● WORK TO COMPLETE: Scan the records for the word "Lankyboi". Return each line where it is found.

── DATA LISTING ──

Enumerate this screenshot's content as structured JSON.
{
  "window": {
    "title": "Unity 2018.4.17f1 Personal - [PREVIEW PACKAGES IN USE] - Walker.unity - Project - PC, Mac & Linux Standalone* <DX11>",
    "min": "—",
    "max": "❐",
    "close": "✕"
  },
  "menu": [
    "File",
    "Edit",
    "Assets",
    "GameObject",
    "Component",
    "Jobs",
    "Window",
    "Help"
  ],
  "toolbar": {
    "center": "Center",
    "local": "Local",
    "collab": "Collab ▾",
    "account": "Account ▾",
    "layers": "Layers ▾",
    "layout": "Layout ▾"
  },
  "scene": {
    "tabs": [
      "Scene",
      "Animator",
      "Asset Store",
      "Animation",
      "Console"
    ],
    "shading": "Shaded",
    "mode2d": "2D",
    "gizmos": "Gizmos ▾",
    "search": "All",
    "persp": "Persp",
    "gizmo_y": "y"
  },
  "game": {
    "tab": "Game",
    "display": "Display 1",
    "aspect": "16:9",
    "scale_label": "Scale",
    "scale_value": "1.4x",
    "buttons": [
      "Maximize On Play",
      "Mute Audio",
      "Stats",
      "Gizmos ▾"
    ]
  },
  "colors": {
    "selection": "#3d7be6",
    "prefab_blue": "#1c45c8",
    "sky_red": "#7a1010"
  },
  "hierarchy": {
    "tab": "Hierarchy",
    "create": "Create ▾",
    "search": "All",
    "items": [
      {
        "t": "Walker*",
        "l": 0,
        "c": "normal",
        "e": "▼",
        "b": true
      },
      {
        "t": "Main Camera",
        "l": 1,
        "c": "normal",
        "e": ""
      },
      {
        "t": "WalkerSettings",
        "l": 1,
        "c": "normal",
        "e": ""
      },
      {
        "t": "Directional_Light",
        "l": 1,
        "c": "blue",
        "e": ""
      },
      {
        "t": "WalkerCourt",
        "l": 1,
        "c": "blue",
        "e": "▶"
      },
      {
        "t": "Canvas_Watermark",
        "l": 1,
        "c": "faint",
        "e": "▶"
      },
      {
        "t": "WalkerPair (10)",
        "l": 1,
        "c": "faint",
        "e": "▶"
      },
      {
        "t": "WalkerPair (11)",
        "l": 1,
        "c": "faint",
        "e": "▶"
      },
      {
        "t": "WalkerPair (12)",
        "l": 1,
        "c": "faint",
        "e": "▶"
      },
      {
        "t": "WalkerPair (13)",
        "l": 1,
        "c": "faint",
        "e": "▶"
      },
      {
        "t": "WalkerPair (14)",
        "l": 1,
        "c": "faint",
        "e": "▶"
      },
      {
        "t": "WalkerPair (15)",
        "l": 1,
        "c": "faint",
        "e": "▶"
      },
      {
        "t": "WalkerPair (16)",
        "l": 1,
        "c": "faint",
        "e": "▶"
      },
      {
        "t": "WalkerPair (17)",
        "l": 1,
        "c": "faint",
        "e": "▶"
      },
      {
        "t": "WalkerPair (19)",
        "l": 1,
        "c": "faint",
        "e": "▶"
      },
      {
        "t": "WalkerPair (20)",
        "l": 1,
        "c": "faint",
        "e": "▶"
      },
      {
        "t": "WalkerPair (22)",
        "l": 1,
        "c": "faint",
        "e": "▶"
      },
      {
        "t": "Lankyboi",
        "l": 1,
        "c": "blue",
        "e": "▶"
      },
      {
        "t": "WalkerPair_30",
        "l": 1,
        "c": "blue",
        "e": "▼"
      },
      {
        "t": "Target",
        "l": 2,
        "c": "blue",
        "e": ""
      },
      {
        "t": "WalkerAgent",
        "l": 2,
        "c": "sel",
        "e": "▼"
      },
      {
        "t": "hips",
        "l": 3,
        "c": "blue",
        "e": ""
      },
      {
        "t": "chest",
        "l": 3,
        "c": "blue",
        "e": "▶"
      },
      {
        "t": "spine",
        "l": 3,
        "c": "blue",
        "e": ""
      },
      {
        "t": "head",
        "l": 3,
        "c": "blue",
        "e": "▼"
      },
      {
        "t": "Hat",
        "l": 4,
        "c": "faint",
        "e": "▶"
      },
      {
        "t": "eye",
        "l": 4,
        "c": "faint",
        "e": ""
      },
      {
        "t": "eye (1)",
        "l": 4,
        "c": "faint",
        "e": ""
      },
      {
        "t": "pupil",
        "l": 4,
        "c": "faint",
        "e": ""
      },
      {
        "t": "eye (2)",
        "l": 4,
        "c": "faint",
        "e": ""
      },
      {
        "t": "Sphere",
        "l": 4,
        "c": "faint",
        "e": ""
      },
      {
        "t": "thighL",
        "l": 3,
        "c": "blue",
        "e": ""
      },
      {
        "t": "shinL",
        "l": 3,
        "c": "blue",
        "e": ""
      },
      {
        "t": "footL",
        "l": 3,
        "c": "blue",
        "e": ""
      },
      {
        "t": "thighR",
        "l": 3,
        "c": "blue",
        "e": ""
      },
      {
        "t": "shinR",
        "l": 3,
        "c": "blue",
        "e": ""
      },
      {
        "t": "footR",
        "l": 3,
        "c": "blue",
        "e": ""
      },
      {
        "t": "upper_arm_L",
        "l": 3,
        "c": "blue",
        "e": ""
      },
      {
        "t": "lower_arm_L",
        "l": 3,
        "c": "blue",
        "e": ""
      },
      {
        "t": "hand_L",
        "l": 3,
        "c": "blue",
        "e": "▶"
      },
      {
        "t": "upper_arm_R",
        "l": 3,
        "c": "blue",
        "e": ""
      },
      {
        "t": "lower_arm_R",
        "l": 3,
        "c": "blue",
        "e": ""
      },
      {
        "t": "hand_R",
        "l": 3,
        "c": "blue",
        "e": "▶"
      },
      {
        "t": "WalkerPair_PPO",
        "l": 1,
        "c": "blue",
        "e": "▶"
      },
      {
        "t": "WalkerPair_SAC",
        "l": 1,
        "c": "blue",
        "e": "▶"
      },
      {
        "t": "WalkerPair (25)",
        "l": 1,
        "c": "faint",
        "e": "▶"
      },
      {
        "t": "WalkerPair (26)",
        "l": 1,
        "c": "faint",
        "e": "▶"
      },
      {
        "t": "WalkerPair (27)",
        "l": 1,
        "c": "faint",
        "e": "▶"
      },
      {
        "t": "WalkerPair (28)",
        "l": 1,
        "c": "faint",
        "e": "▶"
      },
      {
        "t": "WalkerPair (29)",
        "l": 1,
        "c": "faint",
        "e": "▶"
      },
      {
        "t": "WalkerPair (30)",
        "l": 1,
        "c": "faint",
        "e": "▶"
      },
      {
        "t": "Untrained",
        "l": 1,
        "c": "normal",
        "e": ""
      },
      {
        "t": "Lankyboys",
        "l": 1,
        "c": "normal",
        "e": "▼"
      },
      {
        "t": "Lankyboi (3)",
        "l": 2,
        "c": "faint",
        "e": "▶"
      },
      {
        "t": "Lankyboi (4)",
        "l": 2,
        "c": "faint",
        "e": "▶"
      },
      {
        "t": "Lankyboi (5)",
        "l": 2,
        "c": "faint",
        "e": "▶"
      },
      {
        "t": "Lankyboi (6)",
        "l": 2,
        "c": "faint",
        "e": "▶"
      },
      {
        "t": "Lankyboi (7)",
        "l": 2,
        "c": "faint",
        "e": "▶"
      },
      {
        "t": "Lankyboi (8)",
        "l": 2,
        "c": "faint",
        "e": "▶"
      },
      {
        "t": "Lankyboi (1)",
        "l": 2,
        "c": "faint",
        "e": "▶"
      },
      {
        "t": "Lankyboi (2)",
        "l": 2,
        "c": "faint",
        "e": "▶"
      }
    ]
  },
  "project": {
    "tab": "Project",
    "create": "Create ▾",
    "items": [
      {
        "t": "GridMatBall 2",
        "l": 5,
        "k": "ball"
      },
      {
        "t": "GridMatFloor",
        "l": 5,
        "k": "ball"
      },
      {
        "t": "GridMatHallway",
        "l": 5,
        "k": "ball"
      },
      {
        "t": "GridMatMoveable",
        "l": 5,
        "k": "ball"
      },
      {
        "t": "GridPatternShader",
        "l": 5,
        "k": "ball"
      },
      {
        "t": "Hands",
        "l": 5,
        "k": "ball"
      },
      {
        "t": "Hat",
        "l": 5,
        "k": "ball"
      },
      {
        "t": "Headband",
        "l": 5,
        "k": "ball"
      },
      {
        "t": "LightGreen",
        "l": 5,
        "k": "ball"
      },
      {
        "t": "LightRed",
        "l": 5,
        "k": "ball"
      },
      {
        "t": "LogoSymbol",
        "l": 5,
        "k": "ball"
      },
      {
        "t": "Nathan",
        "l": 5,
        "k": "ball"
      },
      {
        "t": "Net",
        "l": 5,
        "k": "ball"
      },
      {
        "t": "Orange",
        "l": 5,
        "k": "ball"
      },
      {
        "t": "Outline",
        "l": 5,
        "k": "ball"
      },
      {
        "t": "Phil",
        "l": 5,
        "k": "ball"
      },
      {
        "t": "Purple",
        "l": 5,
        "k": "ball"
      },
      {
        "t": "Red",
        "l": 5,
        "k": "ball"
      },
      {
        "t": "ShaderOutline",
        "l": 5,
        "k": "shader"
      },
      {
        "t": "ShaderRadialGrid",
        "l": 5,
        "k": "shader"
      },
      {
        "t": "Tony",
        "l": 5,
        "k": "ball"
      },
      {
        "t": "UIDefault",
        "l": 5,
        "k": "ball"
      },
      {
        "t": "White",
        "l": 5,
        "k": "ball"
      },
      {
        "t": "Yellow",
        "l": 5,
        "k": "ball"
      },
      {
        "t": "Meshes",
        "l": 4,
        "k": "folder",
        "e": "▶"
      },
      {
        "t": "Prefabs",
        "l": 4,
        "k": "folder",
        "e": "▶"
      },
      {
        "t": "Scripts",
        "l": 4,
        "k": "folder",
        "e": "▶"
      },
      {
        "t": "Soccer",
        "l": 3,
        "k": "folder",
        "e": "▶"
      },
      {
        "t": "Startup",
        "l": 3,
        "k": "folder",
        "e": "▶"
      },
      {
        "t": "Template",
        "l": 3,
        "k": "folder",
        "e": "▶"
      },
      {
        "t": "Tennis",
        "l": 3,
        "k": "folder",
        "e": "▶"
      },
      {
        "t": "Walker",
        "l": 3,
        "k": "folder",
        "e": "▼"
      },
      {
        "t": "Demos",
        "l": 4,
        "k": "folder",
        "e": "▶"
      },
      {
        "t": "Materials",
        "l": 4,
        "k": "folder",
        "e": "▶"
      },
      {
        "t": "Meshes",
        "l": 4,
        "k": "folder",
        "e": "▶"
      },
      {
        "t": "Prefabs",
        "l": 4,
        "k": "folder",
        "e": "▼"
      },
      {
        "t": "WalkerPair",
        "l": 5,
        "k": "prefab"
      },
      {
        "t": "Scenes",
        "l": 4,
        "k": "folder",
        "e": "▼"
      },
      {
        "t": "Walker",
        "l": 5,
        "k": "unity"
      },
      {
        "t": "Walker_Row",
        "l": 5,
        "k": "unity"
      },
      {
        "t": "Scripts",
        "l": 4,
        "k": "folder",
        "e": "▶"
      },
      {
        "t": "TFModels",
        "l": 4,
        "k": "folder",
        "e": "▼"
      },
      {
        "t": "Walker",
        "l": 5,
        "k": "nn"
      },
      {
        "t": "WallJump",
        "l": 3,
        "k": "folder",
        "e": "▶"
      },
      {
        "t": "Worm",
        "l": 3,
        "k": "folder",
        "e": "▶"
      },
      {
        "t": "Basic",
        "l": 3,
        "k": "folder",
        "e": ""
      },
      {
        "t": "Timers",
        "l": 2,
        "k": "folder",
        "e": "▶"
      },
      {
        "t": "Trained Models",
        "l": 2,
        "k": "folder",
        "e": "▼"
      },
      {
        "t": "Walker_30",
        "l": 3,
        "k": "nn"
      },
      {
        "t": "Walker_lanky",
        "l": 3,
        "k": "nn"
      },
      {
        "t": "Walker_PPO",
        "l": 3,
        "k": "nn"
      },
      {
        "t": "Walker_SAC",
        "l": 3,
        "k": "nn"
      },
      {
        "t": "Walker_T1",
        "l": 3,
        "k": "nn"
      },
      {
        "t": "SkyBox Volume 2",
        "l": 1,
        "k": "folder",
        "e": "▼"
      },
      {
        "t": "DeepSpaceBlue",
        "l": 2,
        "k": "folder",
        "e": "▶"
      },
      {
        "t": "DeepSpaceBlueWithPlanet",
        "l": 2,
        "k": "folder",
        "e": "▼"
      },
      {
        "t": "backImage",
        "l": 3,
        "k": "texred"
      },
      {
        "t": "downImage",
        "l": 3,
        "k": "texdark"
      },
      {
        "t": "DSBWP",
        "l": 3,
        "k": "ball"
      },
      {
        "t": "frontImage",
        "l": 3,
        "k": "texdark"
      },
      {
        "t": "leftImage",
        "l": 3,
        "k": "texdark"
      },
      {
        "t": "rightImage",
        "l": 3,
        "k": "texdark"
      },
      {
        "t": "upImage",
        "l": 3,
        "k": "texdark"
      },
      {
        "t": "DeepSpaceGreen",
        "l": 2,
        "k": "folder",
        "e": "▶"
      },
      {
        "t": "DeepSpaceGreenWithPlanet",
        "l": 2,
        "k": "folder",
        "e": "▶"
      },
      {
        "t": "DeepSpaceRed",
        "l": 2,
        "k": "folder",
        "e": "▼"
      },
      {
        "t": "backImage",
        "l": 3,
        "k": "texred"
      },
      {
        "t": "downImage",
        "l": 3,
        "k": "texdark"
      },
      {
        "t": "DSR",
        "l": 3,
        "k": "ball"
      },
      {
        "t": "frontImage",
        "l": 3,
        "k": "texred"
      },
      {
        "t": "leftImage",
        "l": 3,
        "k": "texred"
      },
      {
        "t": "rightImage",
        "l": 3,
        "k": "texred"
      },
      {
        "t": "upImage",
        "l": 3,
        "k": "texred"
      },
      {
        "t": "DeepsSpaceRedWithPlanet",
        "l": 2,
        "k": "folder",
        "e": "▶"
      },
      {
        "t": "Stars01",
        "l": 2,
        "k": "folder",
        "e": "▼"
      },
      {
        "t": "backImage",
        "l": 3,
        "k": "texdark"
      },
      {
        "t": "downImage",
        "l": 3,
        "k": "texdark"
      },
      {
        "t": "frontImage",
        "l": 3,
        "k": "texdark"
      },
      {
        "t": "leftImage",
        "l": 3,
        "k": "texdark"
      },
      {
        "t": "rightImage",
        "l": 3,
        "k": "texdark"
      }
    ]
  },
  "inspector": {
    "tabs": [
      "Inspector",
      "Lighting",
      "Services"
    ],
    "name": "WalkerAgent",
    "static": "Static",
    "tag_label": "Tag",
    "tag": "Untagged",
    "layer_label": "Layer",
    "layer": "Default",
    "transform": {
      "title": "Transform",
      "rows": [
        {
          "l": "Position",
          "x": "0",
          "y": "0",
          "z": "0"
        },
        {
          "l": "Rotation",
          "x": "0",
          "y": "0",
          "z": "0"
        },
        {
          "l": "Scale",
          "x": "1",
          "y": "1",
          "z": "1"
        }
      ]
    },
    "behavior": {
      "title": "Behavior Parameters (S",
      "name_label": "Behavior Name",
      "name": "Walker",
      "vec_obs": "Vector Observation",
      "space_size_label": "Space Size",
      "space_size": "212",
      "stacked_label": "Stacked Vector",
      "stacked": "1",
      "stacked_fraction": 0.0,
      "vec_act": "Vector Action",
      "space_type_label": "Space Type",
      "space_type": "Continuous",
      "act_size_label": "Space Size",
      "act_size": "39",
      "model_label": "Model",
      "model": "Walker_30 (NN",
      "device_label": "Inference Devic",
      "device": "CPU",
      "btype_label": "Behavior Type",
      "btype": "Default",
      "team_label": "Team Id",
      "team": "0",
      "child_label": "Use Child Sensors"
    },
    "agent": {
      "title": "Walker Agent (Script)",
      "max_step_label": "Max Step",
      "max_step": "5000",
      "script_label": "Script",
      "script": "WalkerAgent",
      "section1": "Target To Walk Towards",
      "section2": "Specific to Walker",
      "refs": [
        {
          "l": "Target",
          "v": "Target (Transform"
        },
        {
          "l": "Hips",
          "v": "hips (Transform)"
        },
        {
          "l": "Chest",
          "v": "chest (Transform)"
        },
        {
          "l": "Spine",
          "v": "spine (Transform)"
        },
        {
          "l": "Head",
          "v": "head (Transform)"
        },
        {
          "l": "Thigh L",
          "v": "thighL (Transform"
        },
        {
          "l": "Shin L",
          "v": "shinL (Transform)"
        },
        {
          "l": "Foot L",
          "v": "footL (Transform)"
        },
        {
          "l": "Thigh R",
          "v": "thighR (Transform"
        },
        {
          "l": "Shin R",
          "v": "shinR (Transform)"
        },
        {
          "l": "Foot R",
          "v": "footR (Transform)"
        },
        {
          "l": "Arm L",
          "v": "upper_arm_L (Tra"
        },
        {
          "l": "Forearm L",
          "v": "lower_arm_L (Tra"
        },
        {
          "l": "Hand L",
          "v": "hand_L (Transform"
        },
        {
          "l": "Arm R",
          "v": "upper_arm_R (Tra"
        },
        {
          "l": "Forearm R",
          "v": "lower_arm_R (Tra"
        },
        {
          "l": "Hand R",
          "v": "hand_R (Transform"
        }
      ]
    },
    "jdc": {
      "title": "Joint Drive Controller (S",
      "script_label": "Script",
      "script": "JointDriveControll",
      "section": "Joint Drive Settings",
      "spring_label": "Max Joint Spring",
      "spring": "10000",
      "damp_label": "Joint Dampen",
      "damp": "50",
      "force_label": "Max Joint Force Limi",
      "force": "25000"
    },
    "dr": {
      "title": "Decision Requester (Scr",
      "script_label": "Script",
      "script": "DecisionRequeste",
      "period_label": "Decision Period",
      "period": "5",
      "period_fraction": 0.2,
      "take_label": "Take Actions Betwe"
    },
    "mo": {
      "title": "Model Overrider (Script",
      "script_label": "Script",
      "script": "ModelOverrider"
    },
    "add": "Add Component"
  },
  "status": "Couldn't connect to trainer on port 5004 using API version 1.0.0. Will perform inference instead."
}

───

● TASK SOLUTION:
        "t": "Lankyboi",
        "t": "Lankyboi (3)",
        "t": "Lankyboi (4)",
        "t": "Lankyboi (5)",
        "t": "Lankyboi (6)",
        "t": "Lankyboi (7)",
        "t": "Lankyboi (8)",
        "t": "Lankyboi (1)",
        "t": "Lankyboi (2)",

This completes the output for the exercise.